> **Information provided**

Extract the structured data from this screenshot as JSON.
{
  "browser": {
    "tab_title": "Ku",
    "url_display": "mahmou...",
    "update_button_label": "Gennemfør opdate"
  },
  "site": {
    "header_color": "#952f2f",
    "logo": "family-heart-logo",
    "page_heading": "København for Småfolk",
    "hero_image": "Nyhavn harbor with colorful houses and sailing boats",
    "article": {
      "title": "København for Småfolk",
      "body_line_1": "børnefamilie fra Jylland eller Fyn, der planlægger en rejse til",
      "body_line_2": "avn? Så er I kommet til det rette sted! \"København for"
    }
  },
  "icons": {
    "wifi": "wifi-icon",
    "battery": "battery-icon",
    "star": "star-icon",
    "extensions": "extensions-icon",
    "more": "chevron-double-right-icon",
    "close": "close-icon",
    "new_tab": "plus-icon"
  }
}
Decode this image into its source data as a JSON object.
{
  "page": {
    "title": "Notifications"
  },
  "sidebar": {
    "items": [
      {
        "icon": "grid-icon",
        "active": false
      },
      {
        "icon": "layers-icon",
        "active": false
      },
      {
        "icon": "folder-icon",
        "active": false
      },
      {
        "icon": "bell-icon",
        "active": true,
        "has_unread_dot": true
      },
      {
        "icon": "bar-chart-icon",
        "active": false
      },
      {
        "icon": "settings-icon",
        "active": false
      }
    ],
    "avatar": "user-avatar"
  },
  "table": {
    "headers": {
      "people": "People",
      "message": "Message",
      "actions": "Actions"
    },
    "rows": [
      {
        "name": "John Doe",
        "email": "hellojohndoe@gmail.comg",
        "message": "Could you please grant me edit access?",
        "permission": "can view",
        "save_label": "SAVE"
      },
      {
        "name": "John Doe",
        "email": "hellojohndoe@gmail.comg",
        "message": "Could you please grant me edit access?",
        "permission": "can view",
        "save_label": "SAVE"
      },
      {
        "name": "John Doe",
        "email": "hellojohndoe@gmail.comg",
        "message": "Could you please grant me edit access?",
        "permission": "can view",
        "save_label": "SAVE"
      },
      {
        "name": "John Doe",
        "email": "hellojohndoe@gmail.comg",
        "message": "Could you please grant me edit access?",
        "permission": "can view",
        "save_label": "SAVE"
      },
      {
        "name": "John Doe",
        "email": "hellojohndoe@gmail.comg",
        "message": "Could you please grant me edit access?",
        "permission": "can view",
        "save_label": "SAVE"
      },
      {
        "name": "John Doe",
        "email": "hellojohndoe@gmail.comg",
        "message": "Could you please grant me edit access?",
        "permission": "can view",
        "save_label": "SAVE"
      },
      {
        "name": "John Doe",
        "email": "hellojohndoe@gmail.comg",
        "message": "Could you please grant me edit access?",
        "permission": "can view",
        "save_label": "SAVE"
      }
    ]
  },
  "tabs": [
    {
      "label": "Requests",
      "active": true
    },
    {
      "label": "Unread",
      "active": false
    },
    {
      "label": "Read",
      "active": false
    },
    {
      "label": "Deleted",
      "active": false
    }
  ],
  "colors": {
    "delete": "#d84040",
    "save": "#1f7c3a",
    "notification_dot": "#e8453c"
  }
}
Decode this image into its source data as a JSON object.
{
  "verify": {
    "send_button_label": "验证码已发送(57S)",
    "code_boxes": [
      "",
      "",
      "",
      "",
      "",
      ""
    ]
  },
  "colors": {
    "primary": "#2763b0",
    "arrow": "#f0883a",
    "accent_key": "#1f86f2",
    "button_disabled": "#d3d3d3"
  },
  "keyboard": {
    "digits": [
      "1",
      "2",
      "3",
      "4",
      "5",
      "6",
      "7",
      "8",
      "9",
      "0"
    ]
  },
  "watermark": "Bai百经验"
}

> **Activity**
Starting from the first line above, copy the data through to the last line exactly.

> **Task answer**
Extract the structured data from this screenshot as JSON.
{
  "browser": {
    "tab_title": "Ku",
    "url_display": "mahmou...",
    "update_button_label": "Gennemfør opdate"
  },
  "site": {
    "header_color": "#952f2f",
    "logo": "family-heart-logo",
    "page_heading": "København for Småfolk",
    "hero_image": "Nyhavn harbor with colorful houses and sailing boats",
    "article": {
      "title": "København for Småfolk",
      "body_line_1": "børnefamilie fra Jylland eller Fyn, der planlægger en rejse til",
      "body_line_2": "avn? Så er I kommet til det rette sted! \"København for"
    }
  },
  "icons": {
    "wifi": "wifi-icon",
    "battery": "battery-icon",
    "star": "star-icon",
    "extensions": "extensions-icon",
    "more": "chevron-double-right-icon",
    "close": "close-icon",
    "new_tab": "plus-icon"
  }
}
Decode this image into its source data as a JSON object.
{
  "page": {
    "title": "Notifications"
  },
  "sidebar": {
    "items": [
      {
        "icon": "grid-icon",
        "active": false
      },
      {
        "icon": "layers-icon",
        "active": false
      },
      {
        "icon": "folder-icon",
        "active": false
      },
      {
        "icon": "bell-icon",
        "active": true,
        "has_unread_dot": true
      },
      {
        "icon": "bar-chart-icon",
        "active": false
      },
      {
        "icon": "settings-icon",
        "active": false
      }
    ],
    "avatar": "user-avatar"
  },
  "table": {
    "headers": {
      "people": "People",
      "message": "Message",
      "actions": "Actions"
    },
    "rows": [
      {
        "name": "John Doe",
        "email": "hellojohndoe@gmail.comg",
        "message": "Could you please grant me edit access?",
        "permission": "can view",
        "save_label": "SAVE"
      },
      {
        "name": "John Doe",
        "email": "hellojohndoe@gmail.comg",
        "message": "Could you please grant me edit access?",
        "permission": "can view",
        "save_label": "SAVE"
      },
      {
        "name": "John Doe",
        "email": "hellojohndoe@gmail.comg",
        "message": "Could you please grant me edit access?",
        "permission": "can view",
        "save_label": "SAVE"
      },
      {
        "name": "John Doe",
        "email": "hellojohndoe@gmail.comg",
        "message": "Could you please grant me edit access?",
        "permission": "can view",
        "save_label": "SAVE"
      },
      {
        "name": "John Doe",
        "email": "hellojohndoe@gmail.comg",
        "message": "Could you please grant me edit access?",
        "permission": "can view",
        "save_label": "SAVE"
      },
      {
        "name": "John Doe",
        "email": "hellojohndoe@gmail.comg",
        "message": "Could you please grant me edit access?",
        "permission": "can view",
        "save_label": "SAVE"
      },
      {
        "name": "John Doe",
        "email": "hellojohndoe@gmail.comg",
        "message": "Could you please grant me edit access?",
        "permission": "can view",
        "save_label": "SAVE"
      }
    ]
  },
  "tabs": [
    {
      "label": "Requests",
      "active": true
    },
    {
      "label": "Unread",
      "active": false
    },
    {
      "label": "Read",
      "active": false
    },
    {
      "label": "Deleted",
      "active": false
    }
  ],
  "colors": {
    "delete": "#d84040",
    "save": "#1f7c3a",
    "notification_dot": "#e8453c"
  }
}
Decode this image into its source data as a JSON object.
{
  "verify": {
    "send_button_label": "验证码已发送(57S)",
    "code_boxes": [
      "",
      "",
      "",
      "",
      "",
      ""
    ]
  },
  "colors": {
    "primary": "#2763b0",
    "arrow": "#f0883a",
    "accent_key": "#1f86f2",
    "button_disabled": "#d3d3d3"
  },
  "keyboard": {
    "digits": [
      "1",
      "2",
      "3",
      "4",
      "5",
      "6",
      "7",
      "8",
      "9",
      "0"
    ]
  },
  "watermark": "Bai百经验"
}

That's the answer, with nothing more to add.